The U.S. government’s Kleptocracy Asset Recovery Initiative “where appropriate” provides for the return of stolen proceeds “to benefit the people harmed by these acts of corruption and abuse of office.”
It did not specify what action would be taken with regard to the Abacha case.
The funds frozen include approximately $313 million in two bank accounts in the Bailiwick of Jersey and $145 million in two bank accounts in France, the department said.
Four investment portfolios and three bank accounts in Britain were frozed, with an estimated value of at least $100 million but the exact amounts in the accounts have not yet been determined, it said.
The Justice Department said that on February 25 and 26, authorities in Jersey, France and Britain complied with the US action to freeze the assets.
The complaint also seeks to freeze five corporate entities registered in the British Virgin Islands.
According to the complaint, Abacha and others systematically embezzled billions of dollars in public funds from Nigeria’s central bank on the false pretense that the funds were necessary for national security. They withdrew the funds in cash and then moved the money overseas through US financial institutions.
Abacha and his finance minister, Anthony Ani, also allegedly caused the Nigerian government to buy Nigerian government bonds at vastly inflated prices from a company controlled by Bagudu and Mohammed Abacha. That operation created an an illegal windfall of more than $282 million.
In addition, Abacha and his co-conspirators allegedly extorted more than $11 million from a French civil engineering company, Dumez, and its Nigerian affiliate in connection with payments on government contracts.
Funds involved in each of these schemes were laundered through the United States in nine financial institutions, the complaint alleged.

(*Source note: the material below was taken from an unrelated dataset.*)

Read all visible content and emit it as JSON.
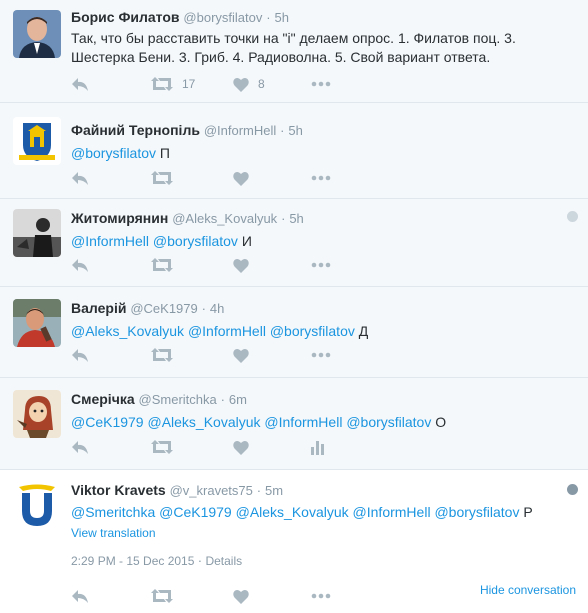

The financial institutions involved include Citibank, Chase Manhattan Bank and Morgan Guaranty Trust Company, now JPMorgan Chase, and New York-based units of Britain’s Barclays Bank and Germany’s Commerzbank.
[Image via Agence France-Presse]